Our ability to feel pain allows us to survive, it’s our response to damage. It’s also hard to quantitate, hard to specifically target and this cloudiness affects more aspects of our lives than we are aware of. According to The International Association for the Study of Pain, it is an:
unpleasant sensory and emotional experience associated with actual or potential tissue damage, or described in terms of such damage
Here’s how it works:
As is obvious, addiction to painkillers is no joke. According to the CDC:
Since 1999, the amount of prescription opioids sold in the U.S. nearly quadrupled, yet there has not been an overall change in the amount of pain that Americans report. Deaths from prescription opioids—drugs like oxycodone, hydrocodone, and methadone—have also quadrupled since 1999.
For a brilliant account on the matter, check out Peter Grinspoon’s Free Refills: A Doctor Confronts his Addiction.
Moreover, a recent report in Science alludes to the fact that exposure to opioids may lower pain tolerance on the long run, which is very bad news for people with chronic pain.
It is obvious that we would like to remove sources of pain away from anyone we love, and it has touched on key societal issues:
Besides religious constraints, legalising abortion seems to be acceptable in cases of rape or incest, if the woman’s life is in danger, or if the foetus has medical problems. Some of the arguments also touch on the pain we might be inflicting on the foetus. Even though evidence points at no pain sensation before the third trimester, some states require anaesthesia administration to the foetus prior to the procedure, if not fight for its ban altogether. Poland has recently taken this fight to the streets.
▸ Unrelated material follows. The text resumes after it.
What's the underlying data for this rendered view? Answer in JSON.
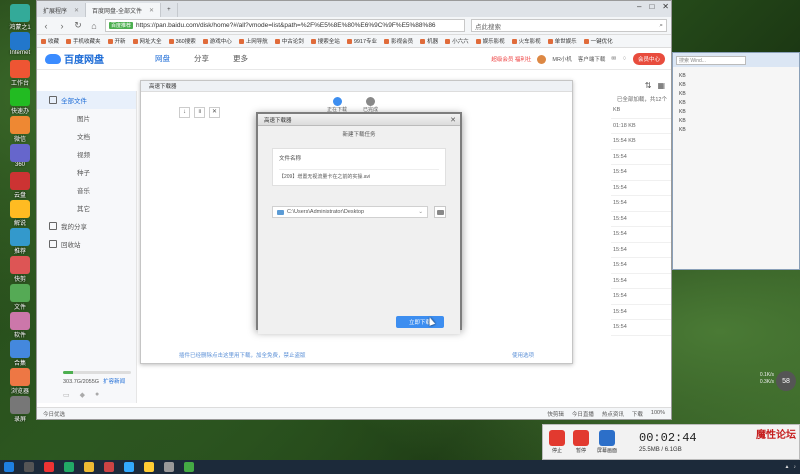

Canada recently announced legalising physician-assisted suicide to the incurably sick, joining a handful of other countries such as Switzerland, the Netherlands, Albania, Colombia and Japan.
[Signature drink by E.]